- Feed all household pets together
Eating cat food can be curbed by feeding all the pets at once; the essence is that each will be distracted by their own meals. Though, it has been observed that this does not usually work with dogs that are bent on eating cat food. It is only effective with dogs the only take to eating cat food because their own meal is not available.
- Distract the dog
When it is mealtime for the cat; you can keep your dog engaged by taking it out on a walk or using that period as playtime for the pup. You can also take the dog to another room to distract it. With this, the pet gate becomes unnecessary, as there will no longer be any need to constantly worry about your canine companion knocking things over in a bid to reach the cat’s food.
- Reward the dog with treats when he leaves the feline’s food alone
When all other methods have failed, you can try training your pooch to stay away from the kitty’s food. At the initial stage, you can reward the dog with its favorite treat and some bits of feline food. Try establishing a command by simply saying no! Try using your hand to protect the cat’s bowl so the dog can’t reach it, but, if your dog insists, don’t punish it, rather offer some treats. Be vigilant through the course of the day, and anytime you observe the dog making moves towards the cat’s bowl, issue the command “no” and take the food out of his reach, then follow up with the training exercise after which you offer it a treat. This training should be a continuum, and you need to exercise patience. It may take weeks before your dog come to realize that you don’t want your dog consuming cat food, but it will eventually sink in, especially when it begins to associate staying away from feline food with a reward.
- Change the dog’s food
There may be something about the dog food that your pup does not like, especially if they won’t even taste their own before moving over to the cat’s bowl. Thus, try changing the dog’s current food, and see if the new one will be more appealing.

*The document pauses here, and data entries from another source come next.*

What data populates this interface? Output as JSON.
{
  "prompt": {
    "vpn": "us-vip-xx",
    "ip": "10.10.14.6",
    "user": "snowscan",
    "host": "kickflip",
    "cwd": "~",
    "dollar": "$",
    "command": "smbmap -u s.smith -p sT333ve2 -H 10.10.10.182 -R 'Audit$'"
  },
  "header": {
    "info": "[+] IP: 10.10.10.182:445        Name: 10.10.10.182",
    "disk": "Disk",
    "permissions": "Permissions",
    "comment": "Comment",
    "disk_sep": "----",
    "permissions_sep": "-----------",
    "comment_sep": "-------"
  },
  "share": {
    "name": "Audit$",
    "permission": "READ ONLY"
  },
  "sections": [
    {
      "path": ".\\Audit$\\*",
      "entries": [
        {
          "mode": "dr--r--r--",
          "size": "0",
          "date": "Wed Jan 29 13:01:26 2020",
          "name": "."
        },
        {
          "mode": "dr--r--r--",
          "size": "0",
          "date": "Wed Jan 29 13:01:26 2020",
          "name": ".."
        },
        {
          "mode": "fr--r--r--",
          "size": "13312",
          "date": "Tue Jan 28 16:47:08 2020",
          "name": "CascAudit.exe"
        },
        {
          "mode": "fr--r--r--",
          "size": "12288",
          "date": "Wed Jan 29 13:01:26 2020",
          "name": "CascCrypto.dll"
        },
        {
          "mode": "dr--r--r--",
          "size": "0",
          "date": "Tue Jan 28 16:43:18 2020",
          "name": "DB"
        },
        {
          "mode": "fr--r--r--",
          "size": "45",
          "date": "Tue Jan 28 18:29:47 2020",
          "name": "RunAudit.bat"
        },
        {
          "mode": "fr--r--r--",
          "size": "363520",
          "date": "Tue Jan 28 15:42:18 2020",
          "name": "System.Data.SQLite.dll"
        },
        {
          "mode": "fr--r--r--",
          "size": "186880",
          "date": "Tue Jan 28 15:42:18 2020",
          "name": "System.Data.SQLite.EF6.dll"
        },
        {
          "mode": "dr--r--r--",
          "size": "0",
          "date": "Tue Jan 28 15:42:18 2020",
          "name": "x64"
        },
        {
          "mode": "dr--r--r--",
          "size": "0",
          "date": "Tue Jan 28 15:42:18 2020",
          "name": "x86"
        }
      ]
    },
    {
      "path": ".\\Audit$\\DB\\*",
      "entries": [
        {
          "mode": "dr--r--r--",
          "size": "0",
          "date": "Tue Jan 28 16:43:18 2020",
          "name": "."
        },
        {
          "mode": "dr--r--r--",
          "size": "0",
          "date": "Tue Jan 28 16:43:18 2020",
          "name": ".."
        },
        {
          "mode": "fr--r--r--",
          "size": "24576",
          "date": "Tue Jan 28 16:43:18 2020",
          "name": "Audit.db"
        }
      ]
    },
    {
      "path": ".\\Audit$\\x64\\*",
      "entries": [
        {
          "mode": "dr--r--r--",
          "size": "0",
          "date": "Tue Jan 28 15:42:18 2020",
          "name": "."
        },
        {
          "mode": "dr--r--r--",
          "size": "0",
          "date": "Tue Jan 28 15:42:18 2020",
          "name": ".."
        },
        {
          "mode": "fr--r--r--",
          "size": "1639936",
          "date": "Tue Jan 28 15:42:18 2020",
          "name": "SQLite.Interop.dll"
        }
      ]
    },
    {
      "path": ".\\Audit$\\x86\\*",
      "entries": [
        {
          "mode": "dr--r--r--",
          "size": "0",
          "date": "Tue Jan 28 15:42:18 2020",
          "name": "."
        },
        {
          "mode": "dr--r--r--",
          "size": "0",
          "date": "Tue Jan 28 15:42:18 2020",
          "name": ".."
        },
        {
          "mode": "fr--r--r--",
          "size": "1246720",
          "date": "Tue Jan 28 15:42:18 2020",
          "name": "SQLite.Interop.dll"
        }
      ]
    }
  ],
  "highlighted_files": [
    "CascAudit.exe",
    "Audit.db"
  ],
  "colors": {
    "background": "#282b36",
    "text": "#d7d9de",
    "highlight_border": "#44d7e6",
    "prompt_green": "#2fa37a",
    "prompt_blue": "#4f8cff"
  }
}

Some dogs have succeeded in making cat food their favorite snack; however, they won’t get the necessary nutrition to stay in tip-top shape. Besides, it is not ideal to allow the cat to miss their meals because the dog loves to snack on their food. These tips help in keeping your dog from stealing cat food, and perhaps, you will be in a better position to strike a happy balance in that multi-pet household of yours.